A senior administration official said there are "discussions going on" about a possible U.S. request to the Israelis to delay the planned evacuation of the Chouf. Speakes refused to comment on this possibility, however.

Speakes also said that the special situation group recommended, and Reagan accepted, that a "key element" of U.S. policy continue its support of the Lebanese government.

Reagan telephoned relatives of one of the slain soldiers, Staff Sgt. Alexander Ortega, 25, of Rochester, N.Y. He also planned to telephone relatives of the other Marine, Second Lt. Don Losey, 28, of Winston-Salem N.C., Speakes said.

The Reagan administration stopped short today of claiming that Syria was directly responsible for the violence that killed the two Marines. But officials were strikingly critical of Syria in both public and background statements.

After consulting with senior administration officials, Speakes said, "The latest fighting points to the urgent need for Syria to work out its own withdrawal with the Lebanese government." Responding to questions, he added that, "The Syrians' refusing to withdraw is certainly a complicating factor that has had an effect on the situation there."

Speaking on condition he not be identified, another official said, "It's obvious the Syrians have motivations," which he described as preventing the Lebanese army from moving into positions evacuated by the Israelis in the Chouf Mountains. He also said the Syrians "could be" seeking the withdrawal of the contingent of U.S. Marines in the multinational peace-keeping force.

"It is quite evident that the missing link in the peace process is Syrian refusal to . . . withdraw," Speakes said, adding that there is "no misunderstanding" the close relationship between the Syrians and the Soviets or the Syrian influence over warring religious factions in Lebanon.

Questioned about the basis for this claim, Speakes said, "The statement is not made lightly."

Another official said McFarlane is attempting to convince one religious faction, the Christian Druze, to allow the peaceful deployment of Lebanese armed forces in the Chouf Mountains when the Israelis leave. McFarlane met in Paris on Saturday with Walid Jumblatt, the head of Lebanon's Druze community, to discuss this.

The administration official said Jumblatt wants assurances that the Druze will not suffer for laying down their arms when the Lebanese army takes control. Jumblatt's "real next step" is to consult the Syrians, the official said, and the administration says it fears that Syria will urge the Druze not to allow the Lebanese army to move in peacefully.

Although McFarlane was reported to have had "encouraging" talks with the Druze leader in Paris, the Druze artillery joined Shiite Moslem guerrillas in attacking the U.S. Marine and Lebanese army positions in Beirut, according to an official here.
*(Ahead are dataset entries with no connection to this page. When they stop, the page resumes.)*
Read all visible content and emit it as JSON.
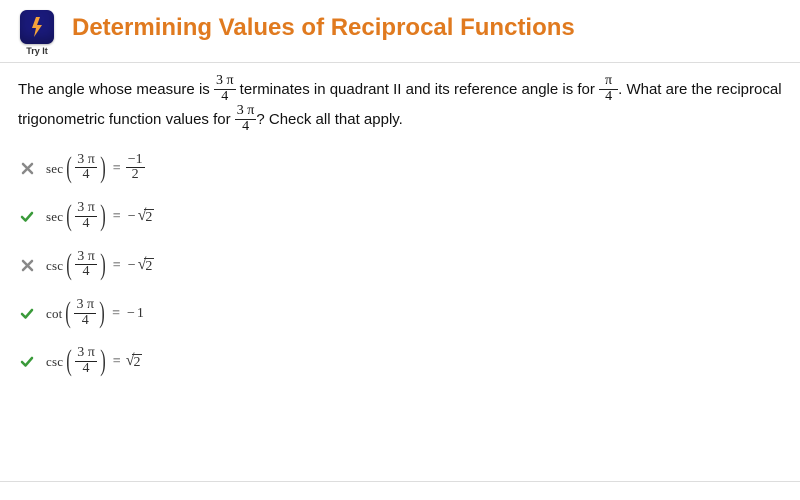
{
  "header": {
    "tryit_label": "Try It",
    "title": "Determining Values of Reciprocal Functions"
  },
  "question": {
    "part1": "The angle whose measure is ",
    "frac1_num": "3 π",
    "frac1_den": "4",
    "part2": " terminates in quadrant II and its reference angle is for ",
    "frac2_num": "π",
    "frac2_den": "4",
    "part3": ". What are the reciprocal",
    "part4": "trigonometric function values for ",
    "frac3_num": "3 π",
    "frac3_den": "4",
    "part5": "? Check all that apply."
  },
  "arg": {
    "num": "3 π",
    "den": "4"
  },
  "options": [
    {
      "mark": "wrong",
      "fn": "sec",
      "rhs_type": "frac",
      "rhs_num": "−1",
      "rhs_den": "2"
    },
    {
      "mark": "correct",
      "fn": "sec",
      "rhs_type": "negsqrt",
      "rhs_val": "2"
    },
    {
      "mark": "wrong",
      "fn": "csc",
      "rhs_type": "negsqrt",
      "rhs_val": "2"
    },
    {
      "mark": "correct",
      "fn": "cot",
      "rhs_type": "negnum",
      "rhs_val": "1"
    },
    {
      "mark": "correct",
      "fn": "csc",
      "rhs_type": "sqrt",
      "rhs_val": "2"
    }
  ]
}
The official said it was difficult to explain why the Druze had joined in the attack. He added that the attack had been led by the Shiite Moslem guerrillas "supported" by Druze artillery.

Speakes attempted to draw a distinction between McFarlane's talks in Paris and the violence in Beirut. The violence, he said, was a situation "that is taking place in a specific area on the ground."

The two Marines were the first combat casualties since U.S. Marines were dispatched to Lebanon Aug. 25, 1982, in the aftermath of the Israeli invasion. A Marine was killed last fall defusing bombs in the area.

Reading a statement to reporters after talking to Reagan by telephone, Speakes said, "We are shocked and grieved by the deaths of the U.S. Marines in Lebanon."

"We condemn those who are responsible for the continuing violence which has claimed many victims, including our own Marines," he said. "Once more, we call on all elements to end this senseless violence and unite behind the Lebanese government to restore national harmony."

"It is our intention that they the Marines will stay there to perform this peace-keeping role that they were sent there, and that they have been largely successful in doing," Speakes said. Reagan was awakened at 1:55 a.m. California time by Clark and told of the killing of the Marines, according to Speakes, who said Reagan "expressed profound sorrow" and called the deaths "tragic."